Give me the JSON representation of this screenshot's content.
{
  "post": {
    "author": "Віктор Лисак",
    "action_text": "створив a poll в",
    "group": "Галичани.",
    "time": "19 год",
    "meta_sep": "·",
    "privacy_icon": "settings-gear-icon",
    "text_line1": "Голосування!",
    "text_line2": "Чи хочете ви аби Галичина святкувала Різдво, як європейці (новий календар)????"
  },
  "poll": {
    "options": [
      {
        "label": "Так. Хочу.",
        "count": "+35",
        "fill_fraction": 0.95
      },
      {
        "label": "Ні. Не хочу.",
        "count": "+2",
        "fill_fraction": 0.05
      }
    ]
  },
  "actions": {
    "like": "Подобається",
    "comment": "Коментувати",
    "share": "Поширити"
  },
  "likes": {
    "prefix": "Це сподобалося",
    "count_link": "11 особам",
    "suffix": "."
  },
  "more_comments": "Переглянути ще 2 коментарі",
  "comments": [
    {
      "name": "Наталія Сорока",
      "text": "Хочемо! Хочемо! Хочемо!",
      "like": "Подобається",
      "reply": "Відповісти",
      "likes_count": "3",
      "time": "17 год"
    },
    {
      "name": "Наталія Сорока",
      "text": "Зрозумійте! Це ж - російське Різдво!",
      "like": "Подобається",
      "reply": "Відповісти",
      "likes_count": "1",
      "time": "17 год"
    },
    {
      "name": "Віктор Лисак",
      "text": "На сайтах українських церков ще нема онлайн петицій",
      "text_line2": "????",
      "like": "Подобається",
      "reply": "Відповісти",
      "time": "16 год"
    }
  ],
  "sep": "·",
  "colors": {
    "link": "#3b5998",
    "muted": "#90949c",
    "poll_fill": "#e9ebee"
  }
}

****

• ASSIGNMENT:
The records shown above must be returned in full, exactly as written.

• WRITTEN ANSWER:
Give me the JSON representation of this screenshot's content.
{
  "post": {
    "author": "Віктор Лисак",
    "action_text": "створив a poll в",
    "group": "Галичани.",
    "time": "19 год",
    "meta_sep": "·",
    "privacy_icon": "settings-gear-icon",
    "text_line1": "Голосування!",
    "text_line2": "Чи хочете ви аби Галичина святкувала Різдво, як європейці (новий календар)????"
  },
  "poll": {
    "options": [
      {
        "label": "Так. Хочу.",
        "count": "+35",
        "fill_fraction": 0.95
      },
      {
        "label": "Ні. Не хочу.",
        "count": "+2",
        "fill_fraction": 0.05
      }
    ]
  },
  "actions": {
    "like": "Подобається",
    "comment": "Коментувати",
    "share": "Поширити"
  },
  "likes": {
    "prefix": "Це сподобалося",
    "count_link": "11 особам",
    "suffix": "."
  },
  "more_comments": "Переглянути ще 2 коментарі",
  "comments": [
    {
      "name": "Наталія Сорока",
      "text": "Хочемо! Хочемо! Хочемо!",
      "like": "Подобається",
      "reply": "Відповісти",
      "likes_count": "3",
      "time": "17 год"
    },
    {
      "name": "Наталія Сорока",
      "text": "Зрозумійте! Це ж - російське Різдво!",
      "like": "Подобається",
      "reply": "Відповісти",
      "likes_count": "1",
      "time": "17 год"
    },
    {
      "name": "Віктор Лисак",
      "text": "На сайтах українських церков ще нема онлайн петицій",
      "text_line2": "????",
      "like": "Подобається",
      "reply": "Відповісти",
      "time": "16 год"
    }
  ],
  "sep": "·",
  "colors": {
    "link": "#3b5998",
    "muted": "#90949c",
    "poll_fill": "#e9ebee"
  }
}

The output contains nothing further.